Between visits by the Obamas and Kardashians, Chanel fashion shows, and Carnival Cruise-ship dockings, all eyes have been on Cuba in 2016. But all the flashier news obscures an ongoing regional concern: the continued migration of thousands of Cubans through South and Central America into the United States.
Per the Pew Research Center, 46,635 Cubans entered the United States in the first 10 months of fiscal year 2016 (beginning in October 2015), a figure that already exceeds the 43,159 Cubans who entered in fiscal year 2015. Since AS/COA last reported on the migrant crisis in November 2015, tensions have mounted and policies changed. Quito, once the most common starting point for Cuban migrants, thanks to Ecuador’s no-visa policy, reversed its policy toward Cubans in December 2015.
One by one, the countries on the route are turning out the migrants. Costa Rica, after sheltering nearly 8,000 Cubans from November 2015 through March 2016, airlifted the majority of them to El Salvador or Mexico before officially closing its borders to Cubans without an entrance visa. Panama, which saw its own bottleneck of migrants following Costa Rica’s closure, followed suit. As Central American governments clamped down, stranded Cubans were pushed south, leaving thousands of Cubans camped out in Colombia and Ecuador this summer.
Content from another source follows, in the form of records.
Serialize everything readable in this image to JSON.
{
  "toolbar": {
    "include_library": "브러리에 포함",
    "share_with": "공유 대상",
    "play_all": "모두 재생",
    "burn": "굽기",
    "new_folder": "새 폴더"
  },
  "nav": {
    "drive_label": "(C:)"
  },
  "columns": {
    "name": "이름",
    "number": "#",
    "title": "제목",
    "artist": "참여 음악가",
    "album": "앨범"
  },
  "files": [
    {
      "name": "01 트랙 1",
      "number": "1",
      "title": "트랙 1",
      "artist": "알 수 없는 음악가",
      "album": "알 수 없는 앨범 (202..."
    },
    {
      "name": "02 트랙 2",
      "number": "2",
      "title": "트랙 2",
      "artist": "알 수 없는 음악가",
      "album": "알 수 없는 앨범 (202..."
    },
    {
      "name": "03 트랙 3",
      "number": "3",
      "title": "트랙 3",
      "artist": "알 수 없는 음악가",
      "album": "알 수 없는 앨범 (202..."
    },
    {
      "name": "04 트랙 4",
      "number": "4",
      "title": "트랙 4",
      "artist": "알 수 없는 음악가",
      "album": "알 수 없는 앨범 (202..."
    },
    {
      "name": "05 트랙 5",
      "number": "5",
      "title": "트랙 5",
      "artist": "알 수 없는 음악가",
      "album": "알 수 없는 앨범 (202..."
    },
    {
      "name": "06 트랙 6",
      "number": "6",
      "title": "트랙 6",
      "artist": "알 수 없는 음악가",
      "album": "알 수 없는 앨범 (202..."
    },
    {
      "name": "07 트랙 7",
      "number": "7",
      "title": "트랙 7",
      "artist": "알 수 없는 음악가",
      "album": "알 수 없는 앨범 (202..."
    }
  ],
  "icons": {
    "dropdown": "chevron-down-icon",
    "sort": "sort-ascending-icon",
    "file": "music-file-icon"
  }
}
Many grew impatient, opting to pay human traffickers to expedite their journey, despite the risk of robbery and violence. Washington has remained relatively quiet on the matter, even as Cuba and Costa Rica spoke out against the Cuban Adjustment Act—a U.S. policy granting Cubans special entry to the United States—and blamed it for encouraging dangerous immigration.
In this interactive map, we take a look at the 5,000-mile-plus journey from Cuba to Quito to the U.S.-Mexican border that Cubans have been undertaking for years, along with a timeline of major complications and border disputes met along the way.